A critique of blanket attempts to normalize failure that do not address matters of privilege, power, and positionality. A concise treatment of the ways low-income students, first-generation students, and other marginalized students cannot afford to fail. Offers practical suggestions about how best to support such students in higher education at individual and systemic levels.
Kundu, A. (2014). Backtalk: Grit, overemphasized; agency, overlooked. Phi Delta Kappan 96(1), 80. https://doi.org/10.1177/0031721714547870
A critique of discourses celebrating “grit” as essential to academic success. The author argues that overemphasizing grit obscures many of the structural issues affecting student learning and oversimplifies the problems facing educators and institutions of learning today. “Agency” is proposed a preferable term, as a trait that is not confined to the individual but can describe collective efforts towards collective interests.
Henry, M. A., Shorter, S., Charkoudian, L., Heemstra, J. M., & Corwin, L. A. (2019). “FAIL” Is Not a Four-Letter Word: A Theoretical Framework for Exploring Undergraduate Students’ Approaches to Academic Challenge and Responses to Failure in STEM Learning Environments. CBE—Life Sciences Education, 18(1), ar11–ar11. https://doi.org/10.1187/cbe.18-06-0108
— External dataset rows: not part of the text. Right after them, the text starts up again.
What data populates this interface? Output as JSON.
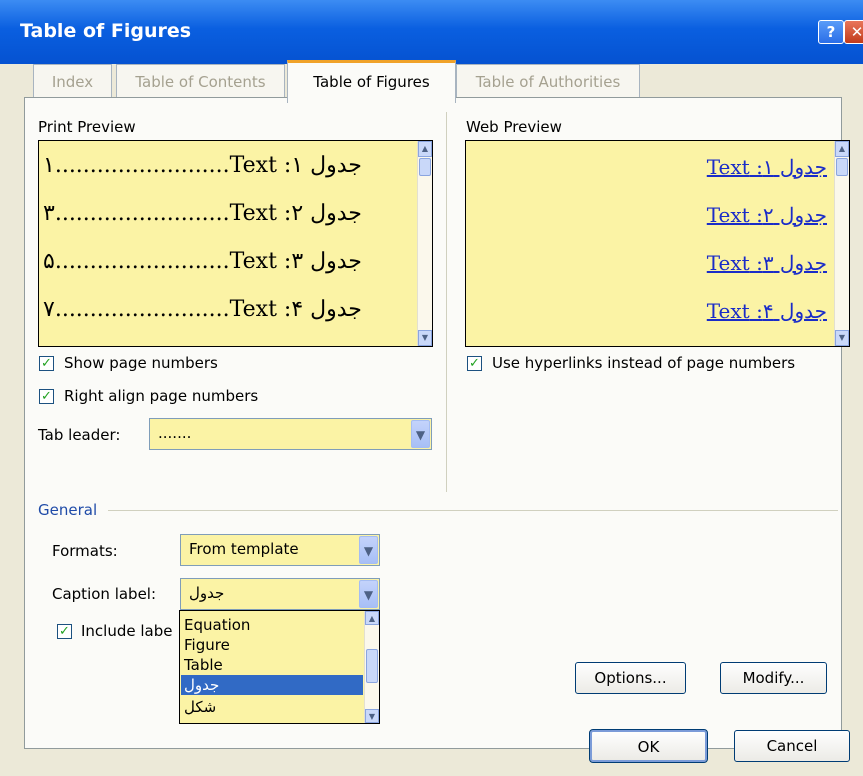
{
  "window": {
    "title": "Table of Figures",
    "help_glyph": "?",
    "close_glyph": "✕"
  },
  "tabs": [
    {
      "label": "Index",
      "active": false
    },
    {
      "label": "Table of Contents",
      "active": false
    },
    {
      "label": "Table of Figures",
      "active": true
    },
    {
      "label": "Table of Authorities",
      "active": false
    }
  ],
  "print_preview": {
    "label": "Print Preview",
    "entries": [
      {
        "caption": "جدول ۱: Text",
        "page": "۱"
      },
      {
        "caption": "جدول ۲: Text",
        "page": "۳"
      },
      {
        "caption": "جدول ۳: Text",
        "page": "۵"
      },
      {
        "caption": "جدول ۴: Text",
        "page": "۷"
      }
    ]
  },
  "web_preview": {
    "label": "Web Preview",
    "entries": [
      "جدول ۱: Text",
      "جدول ۲: Text",
      "جدول ۳: Text",
      "جدول ۴: Text"
    ]
  },
  "options": {
    "show_page_numbers": {
      "label": "Show page numbers",
      "checked": true
    },
    "right_align": {
      "label": "Right align page numbers",
      "checked": true
    },
    "tab_leader": {
      "label": "Tab leader:",
      "value": "......."
    },
    "use_hyperlinks": {
      "label": "Use hyperlinks instead of page numbers",
      "checked": true
    }
  },
  "general": {
    "heading": "General",
    "formats": {
      "label": "Formats:",
      "value": "From template"
    },
    "caption_label": {
      "label": "Caption label:",
      "value": "جدول"
    },
    "include_label": {
      "label": "Include labe",
      "checked": true
    },
    "caption_options": [
      "Equation",
      "Figure",
      "Table",
      "جدول",
      "شکل"
    ],
    "selected_option": "جدول"
  },
  "buttons": {
    "options": "Options...",
    "modify": "Modify...",
    "ok": "OK",
    "cancel": "Cancel"
  },
  "colors": {
    "title_bar": "#0552d1",
    "preview_bg": "#fbf3a5",
    "selection": "#316ac5",
    "active_tab_accent": "#f0a22a",
    "link": "#1a2cc8"
  }
}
This study notes a dearth of scholarship on how STEM students develop the skills and dispositions needed to persevere through challenges and contend with failure, despite these being hallmark traits of successful scientists. Drawing from broader research on mindset, goal orientations, attributions, fear of failure, and coping, the authors generate a model of hypothetical responses to failures in undergraduate STEM learning contexts. The goal is to facilitate understanding (and encourage critical discussion around) challenge-engaging dispositions, adaptive coping with failure, and how these might be encouraged and developed in STEM learning contexts.
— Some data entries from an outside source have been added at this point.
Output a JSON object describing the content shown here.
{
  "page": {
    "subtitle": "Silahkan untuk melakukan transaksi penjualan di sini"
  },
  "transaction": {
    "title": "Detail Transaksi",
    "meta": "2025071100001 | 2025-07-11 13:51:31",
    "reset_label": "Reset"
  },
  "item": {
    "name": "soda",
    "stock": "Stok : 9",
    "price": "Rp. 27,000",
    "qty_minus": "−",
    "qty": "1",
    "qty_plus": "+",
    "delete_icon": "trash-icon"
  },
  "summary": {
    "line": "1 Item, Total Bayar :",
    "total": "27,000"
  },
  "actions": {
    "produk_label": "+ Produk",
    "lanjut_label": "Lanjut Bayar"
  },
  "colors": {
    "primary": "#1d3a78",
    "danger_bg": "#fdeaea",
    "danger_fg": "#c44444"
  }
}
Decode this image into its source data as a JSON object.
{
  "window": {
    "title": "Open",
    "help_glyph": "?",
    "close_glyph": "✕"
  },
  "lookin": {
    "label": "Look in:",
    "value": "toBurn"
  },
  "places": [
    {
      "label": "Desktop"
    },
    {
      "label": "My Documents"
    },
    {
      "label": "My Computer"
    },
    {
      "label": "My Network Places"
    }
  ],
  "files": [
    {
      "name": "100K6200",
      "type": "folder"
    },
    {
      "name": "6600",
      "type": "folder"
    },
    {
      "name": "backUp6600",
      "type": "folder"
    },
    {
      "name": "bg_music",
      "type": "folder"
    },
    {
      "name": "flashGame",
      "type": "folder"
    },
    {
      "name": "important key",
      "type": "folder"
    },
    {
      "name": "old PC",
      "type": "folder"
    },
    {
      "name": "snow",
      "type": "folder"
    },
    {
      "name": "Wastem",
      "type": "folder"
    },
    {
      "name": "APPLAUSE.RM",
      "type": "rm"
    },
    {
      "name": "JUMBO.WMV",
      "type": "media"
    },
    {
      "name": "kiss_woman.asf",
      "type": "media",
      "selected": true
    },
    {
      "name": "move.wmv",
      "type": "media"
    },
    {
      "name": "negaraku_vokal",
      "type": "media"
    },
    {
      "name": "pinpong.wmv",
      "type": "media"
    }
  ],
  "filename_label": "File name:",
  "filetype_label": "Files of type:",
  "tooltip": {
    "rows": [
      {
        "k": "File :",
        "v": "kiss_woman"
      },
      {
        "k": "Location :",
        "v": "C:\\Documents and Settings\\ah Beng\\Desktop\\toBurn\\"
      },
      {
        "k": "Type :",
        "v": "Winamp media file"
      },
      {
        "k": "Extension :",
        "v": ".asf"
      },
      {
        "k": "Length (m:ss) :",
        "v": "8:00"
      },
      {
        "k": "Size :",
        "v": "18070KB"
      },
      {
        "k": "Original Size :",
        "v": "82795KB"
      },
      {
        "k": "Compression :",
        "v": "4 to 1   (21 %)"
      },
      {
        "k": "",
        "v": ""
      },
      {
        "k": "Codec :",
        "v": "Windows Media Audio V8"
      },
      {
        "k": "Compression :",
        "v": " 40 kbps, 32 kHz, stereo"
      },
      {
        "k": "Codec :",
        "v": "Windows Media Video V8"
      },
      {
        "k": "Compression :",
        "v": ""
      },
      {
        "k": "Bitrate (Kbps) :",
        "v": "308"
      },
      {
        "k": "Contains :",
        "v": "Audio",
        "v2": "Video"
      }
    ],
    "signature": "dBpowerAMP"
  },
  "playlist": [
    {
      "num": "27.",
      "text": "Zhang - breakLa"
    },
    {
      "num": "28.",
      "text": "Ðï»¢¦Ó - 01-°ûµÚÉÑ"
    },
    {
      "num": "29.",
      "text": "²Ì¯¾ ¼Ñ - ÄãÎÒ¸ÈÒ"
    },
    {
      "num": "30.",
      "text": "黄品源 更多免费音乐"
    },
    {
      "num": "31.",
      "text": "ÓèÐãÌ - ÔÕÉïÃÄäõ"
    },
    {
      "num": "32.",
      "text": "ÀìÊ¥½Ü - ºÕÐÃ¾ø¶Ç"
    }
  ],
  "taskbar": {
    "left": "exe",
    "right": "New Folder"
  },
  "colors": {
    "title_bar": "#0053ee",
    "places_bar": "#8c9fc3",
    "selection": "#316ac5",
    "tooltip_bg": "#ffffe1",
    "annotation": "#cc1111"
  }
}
Simpson, A., & Maltese, A. (2017). “Failure Is a Major Component of Learning Anything”: The Role of Failure in the Development of STEM Professionals. Journal of Science Education and Technology, 26(2), 223–237. https://doi.org/10.1007/s10956-016-9674-9
An analysis of the role failures play in the pursuit of STEM-related careers, based on interview data with professionals across STEM. Attempts to take into account the low number of women and underrepresented minorities pursing and working in a STEM field and contribute research-based results to current conversation around incorporating failure into formal and informal educational settings and standards-based practices.
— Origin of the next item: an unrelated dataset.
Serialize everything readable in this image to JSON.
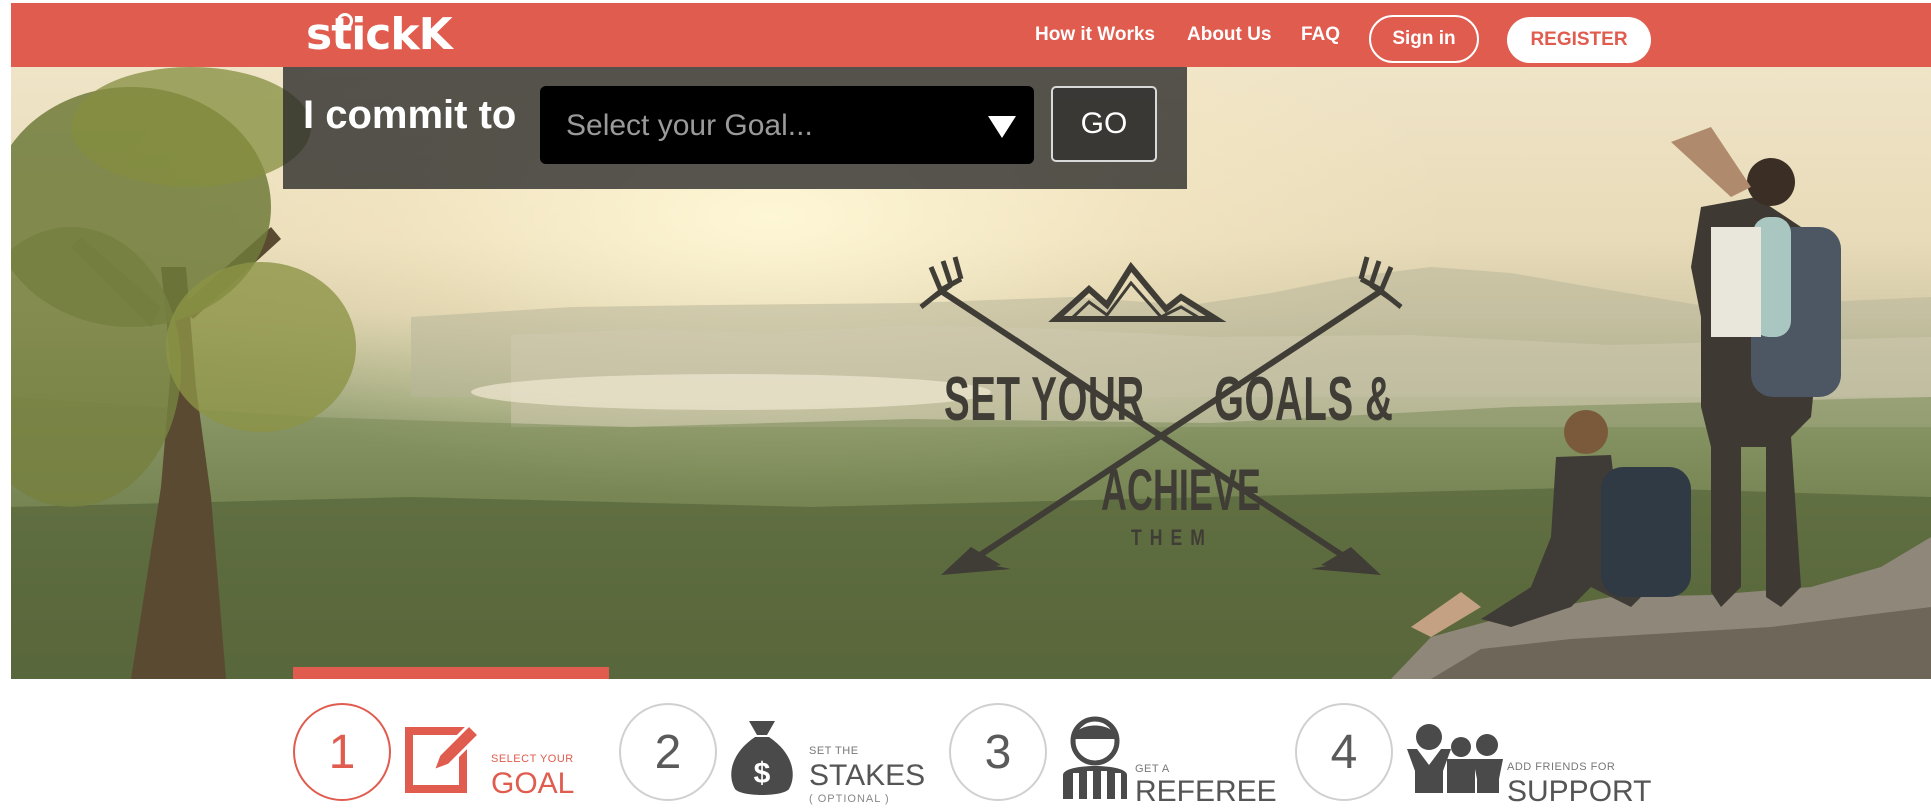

Nachtigall, V., Serova, K., & Rummel, N. (2020). When failure fails to be productive: probing the effectiveness of productive failure for learning beyond STEM domains. Instructional Science, 48(6), 651–697. https://doi.org/10.1007/s11251-020-09525-2
An investigation of the effectiveness of Productive Failure (PF) models on learning social science research methods via two quasi-experimental studies conducted with 10th graders. Findings did not replicate the positive results reported by studies of PF in STEM learning fields; rather, in this study, students learning social science research methods from Productive Failure did not outperform students learning from Direct Instruction.
Swan, K., Vahey, P., van’t Hooft, M., Kratcoski, A., Rafanan, K., Stanford, T., Yarnall, L., & Cook, D. (2013). Problem-based Learning Across the Curriculum: Exploring the Efficacy of a Cross-curricular Application of Preparation for Future Learning. The Interdisciplinary Journal of Problem-Based Learning, 7(1), 91–. https://doi.org/10.7771/1541-5015.1307
This paper examines the efficacy of a variant of problem-based learning, the Preparation for Future Learning (PFL) approach, to teaching and learning within the context of a cross-curricular, middle school data literacy unit called Thinking with Data (TWD). Challenging, open-ended questions, collaborative learning, and constructivist pedagogies are characteristic of both PBL and PFL. While previous studies have shown the efficacy of PFL in supporting learning in a single subject area, these findings demonstrate its efficacy in facilitating learning across disciplinary modules as well.